WHAT NEEDS TO BE DONE: How many lines of these entries hold the string "mention"? Reply with the number alone.

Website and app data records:
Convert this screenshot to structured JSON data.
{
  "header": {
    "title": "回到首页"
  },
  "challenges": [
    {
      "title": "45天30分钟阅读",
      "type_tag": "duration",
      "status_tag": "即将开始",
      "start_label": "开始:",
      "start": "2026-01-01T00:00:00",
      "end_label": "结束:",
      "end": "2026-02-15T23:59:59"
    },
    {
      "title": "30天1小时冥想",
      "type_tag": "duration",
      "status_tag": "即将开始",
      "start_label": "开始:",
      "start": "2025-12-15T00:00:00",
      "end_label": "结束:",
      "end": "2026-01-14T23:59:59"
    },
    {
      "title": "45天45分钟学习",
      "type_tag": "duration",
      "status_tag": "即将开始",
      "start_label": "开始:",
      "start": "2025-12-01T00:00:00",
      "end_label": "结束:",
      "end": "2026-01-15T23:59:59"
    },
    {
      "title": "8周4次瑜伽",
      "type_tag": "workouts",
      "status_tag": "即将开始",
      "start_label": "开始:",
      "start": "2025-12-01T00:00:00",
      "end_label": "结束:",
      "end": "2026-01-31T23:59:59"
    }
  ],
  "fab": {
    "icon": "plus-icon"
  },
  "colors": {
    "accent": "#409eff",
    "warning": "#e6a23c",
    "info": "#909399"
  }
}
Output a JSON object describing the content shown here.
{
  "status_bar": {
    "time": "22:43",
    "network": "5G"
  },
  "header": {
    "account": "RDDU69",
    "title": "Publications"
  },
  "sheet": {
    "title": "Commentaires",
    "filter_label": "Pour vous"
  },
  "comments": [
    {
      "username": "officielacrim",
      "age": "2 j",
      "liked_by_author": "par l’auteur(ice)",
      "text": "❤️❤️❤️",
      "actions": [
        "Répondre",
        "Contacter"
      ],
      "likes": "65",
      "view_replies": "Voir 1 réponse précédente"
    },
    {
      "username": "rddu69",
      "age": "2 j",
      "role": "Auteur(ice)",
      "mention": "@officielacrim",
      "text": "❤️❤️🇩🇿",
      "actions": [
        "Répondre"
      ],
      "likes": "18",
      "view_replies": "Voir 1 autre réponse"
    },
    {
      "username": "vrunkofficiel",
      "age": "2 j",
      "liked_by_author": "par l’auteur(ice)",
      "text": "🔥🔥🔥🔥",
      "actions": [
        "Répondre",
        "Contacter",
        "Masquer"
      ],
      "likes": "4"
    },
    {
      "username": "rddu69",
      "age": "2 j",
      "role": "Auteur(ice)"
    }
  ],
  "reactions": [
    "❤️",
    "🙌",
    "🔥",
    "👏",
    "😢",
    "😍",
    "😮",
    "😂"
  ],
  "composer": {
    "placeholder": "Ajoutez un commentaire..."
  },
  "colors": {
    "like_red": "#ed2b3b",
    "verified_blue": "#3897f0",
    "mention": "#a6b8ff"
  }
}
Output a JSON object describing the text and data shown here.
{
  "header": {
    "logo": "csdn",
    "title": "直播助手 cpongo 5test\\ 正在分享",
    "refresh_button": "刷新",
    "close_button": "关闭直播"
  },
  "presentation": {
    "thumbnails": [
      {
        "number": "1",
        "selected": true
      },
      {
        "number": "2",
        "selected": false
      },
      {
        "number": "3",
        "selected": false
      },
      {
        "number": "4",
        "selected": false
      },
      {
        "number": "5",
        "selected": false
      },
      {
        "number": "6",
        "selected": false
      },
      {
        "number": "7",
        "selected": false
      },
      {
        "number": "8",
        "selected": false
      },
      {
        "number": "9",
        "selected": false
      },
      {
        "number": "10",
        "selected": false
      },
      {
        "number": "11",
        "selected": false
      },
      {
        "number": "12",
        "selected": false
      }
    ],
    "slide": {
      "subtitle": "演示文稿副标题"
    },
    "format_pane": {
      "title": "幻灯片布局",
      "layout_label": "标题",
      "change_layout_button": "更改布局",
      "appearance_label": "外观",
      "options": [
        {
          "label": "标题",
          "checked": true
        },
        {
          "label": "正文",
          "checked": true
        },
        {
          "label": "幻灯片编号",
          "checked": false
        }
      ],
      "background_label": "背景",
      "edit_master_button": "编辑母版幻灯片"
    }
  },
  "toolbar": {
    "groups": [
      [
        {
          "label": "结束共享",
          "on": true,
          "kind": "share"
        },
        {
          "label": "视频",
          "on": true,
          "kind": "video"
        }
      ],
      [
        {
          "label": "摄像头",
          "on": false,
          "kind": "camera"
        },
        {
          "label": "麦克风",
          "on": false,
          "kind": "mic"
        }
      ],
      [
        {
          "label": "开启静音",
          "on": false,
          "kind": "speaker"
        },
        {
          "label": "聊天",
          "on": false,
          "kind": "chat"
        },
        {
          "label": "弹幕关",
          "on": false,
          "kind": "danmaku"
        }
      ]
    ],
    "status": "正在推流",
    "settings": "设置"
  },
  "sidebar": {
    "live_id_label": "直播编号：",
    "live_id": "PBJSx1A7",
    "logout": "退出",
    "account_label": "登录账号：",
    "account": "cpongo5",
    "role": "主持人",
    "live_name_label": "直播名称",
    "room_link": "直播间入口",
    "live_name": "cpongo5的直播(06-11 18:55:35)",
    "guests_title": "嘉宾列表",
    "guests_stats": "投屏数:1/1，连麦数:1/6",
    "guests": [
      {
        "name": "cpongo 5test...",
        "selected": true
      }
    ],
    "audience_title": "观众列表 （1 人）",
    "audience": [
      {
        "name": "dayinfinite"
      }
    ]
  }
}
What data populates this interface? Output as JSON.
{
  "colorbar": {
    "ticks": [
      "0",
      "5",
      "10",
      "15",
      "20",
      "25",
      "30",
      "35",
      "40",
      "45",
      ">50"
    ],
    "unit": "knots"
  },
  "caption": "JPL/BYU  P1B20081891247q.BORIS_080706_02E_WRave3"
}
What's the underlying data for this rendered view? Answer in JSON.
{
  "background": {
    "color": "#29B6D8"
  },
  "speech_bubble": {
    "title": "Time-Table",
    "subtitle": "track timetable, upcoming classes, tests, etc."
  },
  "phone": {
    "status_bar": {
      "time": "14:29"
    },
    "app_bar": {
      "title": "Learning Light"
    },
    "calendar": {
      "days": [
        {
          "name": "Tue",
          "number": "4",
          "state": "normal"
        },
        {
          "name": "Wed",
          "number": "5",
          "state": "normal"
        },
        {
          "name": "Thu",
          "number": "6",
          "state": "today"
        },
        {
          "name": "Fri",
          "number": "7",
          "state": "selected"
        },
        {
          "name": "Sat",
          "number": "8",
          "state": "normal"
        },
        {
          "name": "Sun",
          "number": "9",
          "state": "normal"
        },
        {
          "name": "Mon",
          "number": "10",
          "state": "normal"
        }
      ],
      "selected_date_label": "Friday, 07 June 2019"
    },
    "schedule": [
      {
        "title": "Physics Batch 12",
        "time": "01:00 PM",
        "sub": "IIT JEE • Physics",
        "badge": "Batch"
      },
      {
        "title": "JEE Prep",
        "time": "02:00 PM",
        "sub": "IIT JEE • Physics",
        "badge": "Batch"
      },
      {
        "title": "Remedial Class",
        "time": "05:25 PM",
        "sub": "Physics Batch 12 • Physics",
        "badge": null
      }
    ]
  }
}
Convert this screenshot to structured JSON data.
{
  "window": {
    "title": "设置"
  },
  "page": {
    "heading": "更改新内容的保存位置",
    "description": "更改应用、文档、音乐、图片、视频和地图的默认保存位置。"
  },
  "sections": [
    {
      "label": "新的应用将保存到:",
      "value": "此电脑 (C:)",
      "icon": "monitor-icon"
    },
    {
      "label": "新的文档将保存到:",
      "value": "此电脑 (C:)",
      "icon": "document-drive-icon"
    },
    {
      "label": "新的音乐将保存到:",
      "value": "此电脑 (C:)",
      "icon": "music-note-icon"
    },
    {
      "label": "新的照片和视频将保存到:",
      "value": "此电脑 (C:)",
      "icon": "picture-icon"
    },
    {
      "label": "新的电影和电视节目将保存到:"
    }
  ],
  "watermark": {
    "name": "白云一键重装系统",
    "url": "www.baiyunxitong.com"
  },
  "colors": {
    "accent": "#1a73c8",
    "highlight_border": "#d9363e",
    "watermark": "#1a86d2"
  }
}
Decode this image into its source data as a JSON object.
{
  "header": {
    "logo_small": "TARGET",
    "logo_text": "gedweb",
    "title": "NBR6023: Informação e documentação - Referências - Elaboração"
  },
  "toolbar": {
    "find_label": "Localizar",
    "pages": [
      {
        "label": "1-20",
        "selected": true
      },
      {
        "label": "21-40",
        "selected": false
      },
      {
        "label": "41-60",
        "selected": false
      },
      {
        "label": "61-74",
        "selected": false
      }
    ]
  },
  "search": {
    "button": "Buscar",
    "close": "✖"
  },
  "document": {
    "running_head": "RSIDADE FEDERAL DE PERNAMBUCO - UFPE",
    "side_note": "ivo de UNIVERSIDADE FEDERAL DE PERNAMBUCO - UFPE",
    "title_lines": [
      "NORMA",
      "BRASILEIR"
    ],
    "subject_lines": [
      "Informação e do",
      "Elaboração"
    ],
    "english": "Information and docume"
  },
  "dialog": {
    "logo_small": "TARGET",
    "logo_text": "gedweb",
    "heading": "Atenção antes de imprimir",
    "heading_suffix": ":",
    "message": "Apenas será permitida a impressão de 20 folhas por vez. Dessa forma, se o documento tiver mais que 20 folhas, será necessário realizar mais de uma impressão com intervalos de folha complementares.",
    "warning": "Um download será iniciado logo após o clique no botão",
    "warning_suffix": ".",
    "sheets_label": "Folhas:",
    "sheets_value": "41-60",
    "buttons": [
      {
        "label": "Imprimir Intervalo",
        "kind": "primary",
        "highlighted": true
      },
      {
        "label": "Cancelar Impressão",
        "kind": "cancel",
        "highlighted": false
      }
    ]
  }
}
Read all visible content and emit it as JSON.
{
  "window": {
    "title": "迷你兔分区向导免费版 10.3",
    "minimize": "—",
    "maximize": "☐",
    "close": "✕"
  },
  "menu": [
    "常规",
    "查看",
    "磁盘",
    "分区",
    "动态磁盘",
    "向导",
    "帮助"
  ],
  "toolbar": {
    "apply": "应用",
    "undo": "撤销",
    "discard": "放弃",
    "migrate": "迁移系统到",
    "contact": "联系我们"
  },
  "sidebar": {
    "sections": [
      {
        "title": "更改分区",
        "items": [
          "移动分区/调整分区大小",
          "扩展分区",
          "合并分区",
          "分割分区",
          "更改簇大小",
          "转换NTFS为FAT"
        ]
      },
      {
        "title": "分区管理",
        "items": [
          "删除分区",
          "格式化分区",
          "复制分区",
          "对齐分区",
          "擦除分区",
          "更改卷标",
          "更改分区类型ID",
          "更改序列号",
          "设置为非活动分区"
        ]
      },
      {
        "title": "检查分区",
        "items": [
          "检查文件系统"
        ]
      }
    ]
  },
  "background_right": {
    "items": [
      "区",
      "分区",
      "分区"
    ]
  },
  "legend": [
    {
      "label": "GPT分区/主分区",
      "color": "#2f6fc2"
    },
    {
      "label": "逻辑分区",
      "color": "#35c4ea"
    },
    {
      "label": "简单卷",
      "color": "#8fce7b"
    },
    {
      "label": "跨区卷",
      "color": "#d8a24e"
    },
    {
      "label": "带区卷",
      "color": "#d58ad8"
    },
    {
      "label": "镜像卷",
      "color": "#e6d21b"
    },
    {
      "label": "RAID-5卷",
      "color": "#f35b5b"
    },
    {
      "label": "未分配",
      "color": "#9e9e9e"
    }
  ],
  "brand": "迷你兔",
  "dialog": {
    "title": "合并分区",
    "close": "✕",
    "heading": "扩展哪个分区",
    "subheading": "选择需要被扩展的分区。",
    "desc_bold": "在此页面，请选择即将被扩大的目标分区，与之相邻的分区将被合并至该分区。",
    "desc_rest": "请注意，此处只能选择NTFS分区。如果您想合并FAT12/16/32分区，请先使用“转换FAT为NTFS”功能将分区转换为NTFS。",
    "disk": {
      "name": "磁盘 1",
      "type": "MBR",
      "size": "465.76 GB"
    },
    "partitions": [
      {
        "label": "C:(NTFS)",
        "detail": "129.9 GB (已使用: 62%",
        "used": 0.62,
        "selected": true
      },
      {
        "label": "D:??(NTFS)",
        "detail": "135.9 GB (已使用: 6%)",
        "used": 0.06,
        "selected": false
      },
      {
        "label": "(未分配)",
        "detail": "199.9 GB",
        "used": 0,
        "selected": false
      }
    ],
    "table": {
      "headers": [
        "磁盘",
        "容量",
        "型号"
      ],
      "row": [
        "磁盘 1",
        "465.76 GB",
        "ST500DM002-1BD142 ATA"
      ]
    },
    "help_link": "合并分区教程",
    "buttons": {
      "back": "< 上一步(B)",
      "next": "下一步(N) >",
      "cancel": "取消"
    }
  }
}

RESPONSE TO THE EXERCISE: 2